CREATION AND DEVELOPMENT
In the 1800s, Augustin Louis Cauchy, a pioneer in mathematical analysis, studied the stiffness of an “articulated octahedron” which is the ancestor of the hexapod.
In 1949, V. Eric Gough, an engineer at Dunlop in England, advanced in research and built a parallel mechanism to test tires under different loads. A few years later, in 1965, D. Stewart began using a variant of the hexapod for flight simulators.
The robot he built will be renamed in his name the “Stewart platform”, which is also sometimes found under the more correct name of “Gough-Stewart platform”. Over the years, the hexapod has been updated by several engineers (Klaus Cappel, H. McCallion, etc.).
STEWART PLATFORM DYNAMICS

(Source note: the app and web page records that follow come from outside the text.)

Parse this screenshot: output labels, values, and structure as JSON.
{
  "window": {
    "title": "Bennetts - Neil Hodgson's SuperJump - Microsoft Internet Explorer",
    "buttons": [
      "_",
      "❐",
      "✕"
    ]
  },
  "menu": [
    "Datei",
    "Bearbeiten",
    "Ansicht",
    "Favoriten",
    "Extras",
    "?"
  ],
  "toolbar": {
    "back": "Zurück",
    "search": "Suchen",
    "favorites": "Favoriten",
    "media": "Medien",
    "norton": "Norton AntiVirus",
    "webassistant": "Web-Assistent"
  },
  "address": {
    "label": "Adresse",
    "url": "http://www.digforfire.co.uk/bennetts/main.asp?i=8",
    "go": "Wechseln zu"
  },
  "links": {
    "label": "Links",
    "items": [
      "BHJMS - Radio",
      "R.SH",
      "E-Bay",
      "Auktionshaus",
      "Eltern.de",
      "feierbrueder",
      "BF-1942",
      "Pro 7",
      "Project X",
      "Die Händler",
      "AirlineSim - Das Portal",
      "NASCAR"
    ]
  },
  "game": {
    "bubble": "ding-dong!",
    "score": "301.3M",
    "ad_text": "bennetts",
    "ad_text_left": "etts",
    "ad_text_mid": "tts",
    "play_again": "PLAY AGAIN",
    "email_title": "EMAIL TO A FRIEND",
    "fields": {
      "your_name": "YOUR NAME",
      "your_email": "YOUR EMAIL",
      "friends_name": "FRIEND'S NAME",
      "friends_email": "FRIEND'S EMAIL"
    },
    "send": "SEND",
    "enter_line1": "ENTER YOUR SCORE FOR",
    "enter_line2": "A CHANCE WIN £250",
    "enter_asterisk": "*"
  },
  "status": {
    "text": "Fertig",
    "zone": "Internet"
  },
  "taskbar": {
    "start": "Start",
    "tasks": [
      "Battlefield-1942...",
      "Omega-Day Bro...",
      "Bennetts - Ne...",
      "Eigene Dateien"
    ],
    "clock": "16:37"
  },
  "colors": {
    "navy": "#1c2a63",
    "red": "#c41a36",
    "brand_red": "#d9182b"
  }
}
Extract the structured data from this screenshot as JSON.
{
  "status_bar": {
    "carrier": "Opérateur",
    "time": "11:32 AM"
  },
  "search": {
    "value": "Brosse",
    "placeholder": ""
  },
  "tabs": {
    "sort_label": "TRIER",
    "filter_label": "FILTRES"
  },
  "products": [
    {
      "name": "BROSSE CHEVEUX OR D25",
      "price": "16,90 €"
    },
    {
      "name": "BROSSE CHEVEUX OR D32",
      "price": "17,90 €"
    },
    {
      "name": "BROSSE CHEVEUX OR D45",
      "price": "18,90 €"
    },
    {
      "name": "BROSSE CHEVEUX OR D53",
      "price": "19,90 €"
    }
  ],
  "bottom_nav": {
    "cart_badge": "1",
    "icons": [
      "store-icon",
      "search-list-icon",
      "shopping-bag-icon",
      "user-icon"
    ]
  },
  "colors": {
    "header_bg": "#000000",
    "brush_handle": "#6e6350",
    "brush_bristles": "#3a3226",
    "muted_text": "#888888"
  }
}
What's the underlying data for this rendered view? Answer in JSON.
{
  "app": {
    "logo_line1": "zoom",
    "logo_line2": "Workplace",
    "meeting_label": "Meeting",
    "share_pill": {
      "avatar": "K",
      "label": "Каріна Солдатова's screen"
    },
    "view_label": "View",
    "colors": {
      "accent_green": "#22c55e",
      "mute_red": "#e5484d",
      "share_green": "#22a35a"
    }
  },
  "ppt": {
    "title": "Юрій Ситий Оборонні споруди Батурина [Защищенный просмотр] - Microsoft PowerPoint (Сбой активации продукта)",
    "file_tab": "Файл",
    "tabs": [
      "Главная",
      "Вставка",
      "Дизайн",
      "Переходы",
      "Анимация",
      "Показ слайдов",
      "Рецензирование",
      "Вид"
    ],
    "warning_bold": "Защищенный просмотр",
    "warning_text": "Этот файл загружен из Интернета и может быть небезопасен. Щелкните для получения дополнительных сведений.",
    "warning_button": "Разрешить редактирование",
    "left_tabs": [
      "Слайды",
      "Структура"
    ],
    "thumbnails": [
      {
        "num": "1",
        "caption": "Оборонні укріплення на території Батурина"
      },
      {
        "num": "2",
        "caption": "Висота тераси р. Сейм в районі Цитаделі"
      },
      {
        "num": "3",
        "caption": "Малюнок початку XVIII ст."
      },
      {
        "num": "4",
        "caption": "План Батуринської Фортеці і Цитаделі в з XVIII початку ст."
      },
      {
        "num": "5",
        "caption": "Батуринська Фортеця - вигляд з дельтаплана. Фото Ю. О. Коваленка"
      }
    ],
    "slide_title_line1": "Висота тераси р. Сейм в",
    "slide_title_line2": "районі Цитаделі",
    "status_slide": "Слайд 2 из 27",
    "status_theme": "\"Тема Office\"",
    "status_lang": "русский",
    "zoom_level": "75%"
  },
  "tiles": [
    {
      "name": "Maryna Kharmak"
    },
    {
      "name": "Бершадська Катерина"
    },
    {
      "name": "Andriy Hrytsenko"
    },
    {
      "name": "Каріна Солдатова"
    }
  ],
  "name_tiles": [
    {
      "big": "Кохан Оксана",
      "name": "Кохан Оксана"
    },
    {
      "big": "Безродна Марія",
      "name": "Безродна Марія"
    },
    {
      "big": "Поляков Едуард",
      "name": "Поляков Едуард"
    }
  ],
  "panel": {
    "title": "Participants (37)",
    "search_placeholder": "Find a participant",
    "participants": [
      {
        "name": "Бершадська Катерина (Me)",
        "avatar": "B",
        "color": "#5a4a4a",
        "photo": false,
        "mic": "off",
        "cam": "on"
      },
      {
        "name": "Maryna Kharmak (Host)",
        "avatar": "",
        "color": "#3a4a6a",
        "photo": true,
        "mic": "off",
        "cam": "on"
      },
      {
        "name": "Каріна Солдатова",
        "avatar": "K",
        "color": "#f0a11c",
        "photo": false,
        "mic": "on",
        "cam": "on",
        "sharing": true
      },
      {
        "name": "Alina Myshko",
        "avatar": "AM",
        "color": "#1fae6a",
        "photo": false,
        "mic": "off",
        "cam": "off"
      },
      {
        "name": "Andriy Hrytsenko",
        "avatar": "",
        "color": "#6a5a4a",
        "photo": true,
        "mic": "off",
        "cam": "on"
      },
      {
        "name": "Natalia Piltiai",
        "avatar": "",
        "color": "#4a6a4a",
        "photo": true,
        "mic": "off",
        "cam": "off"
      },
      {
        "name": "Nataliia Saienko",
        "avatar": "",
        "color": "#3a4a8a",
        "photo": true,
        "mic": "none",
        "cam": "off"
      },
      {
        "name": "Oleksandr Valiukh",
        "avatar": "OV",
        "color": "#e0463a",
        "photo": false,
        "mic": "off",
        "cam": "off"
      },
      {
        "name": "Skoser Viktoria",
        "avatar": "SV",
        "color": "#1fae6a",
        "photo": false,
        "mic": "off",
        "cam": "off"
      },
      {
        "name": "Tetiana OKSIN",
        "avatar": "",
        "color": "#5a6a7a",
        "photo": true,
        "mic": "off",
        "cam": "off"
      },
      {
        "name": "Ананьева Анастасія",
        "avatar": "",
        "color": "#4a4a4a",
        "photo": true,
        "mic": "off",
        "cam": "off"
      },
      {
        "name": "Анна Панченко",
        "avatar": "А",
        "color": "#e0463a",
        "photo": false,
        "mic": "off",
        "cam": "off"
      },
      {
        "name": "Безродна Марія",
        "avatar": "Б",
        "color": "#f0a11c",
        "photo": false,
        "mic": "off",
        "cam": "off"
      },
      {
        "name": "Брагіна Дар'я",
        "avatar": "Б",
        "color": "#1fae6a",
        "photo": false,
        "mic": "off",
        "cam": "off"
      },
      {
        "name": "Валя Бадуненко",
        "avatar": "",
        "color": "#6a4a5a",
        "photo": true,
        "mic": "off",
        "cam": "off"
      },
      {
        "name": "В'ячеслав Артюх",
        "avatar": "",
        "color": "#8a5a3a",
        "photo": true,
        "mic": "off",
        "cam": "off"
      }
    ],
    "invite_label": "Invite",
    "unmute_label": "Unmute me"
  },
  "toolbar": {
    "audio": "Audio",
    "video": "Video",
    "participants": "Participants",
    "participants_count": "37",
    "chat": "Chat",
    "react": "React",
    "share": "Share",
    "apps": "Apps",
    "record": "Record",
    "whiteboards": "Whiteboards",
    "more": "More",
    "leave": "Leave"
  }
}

The mechanism is a kinematic structure composed of two platforms and six cylinders. The base platform is fixed while the upper platform and the six cylinders are mobile.
The cylinders are connected to the upper platform by a mobile articulation, the other end of each cylinder is attached to the base by another articulation. All the cylinders are independent of each other and allow the upper platform to be oriented and positioned.
Stewart’s platforms have historically been used in machine tools, tire test benches, maritime research, swell simulation, flight simulators, antenna positioning, terrestrial and space telescopes, orthopedic surgery…
New uses are invented day after day.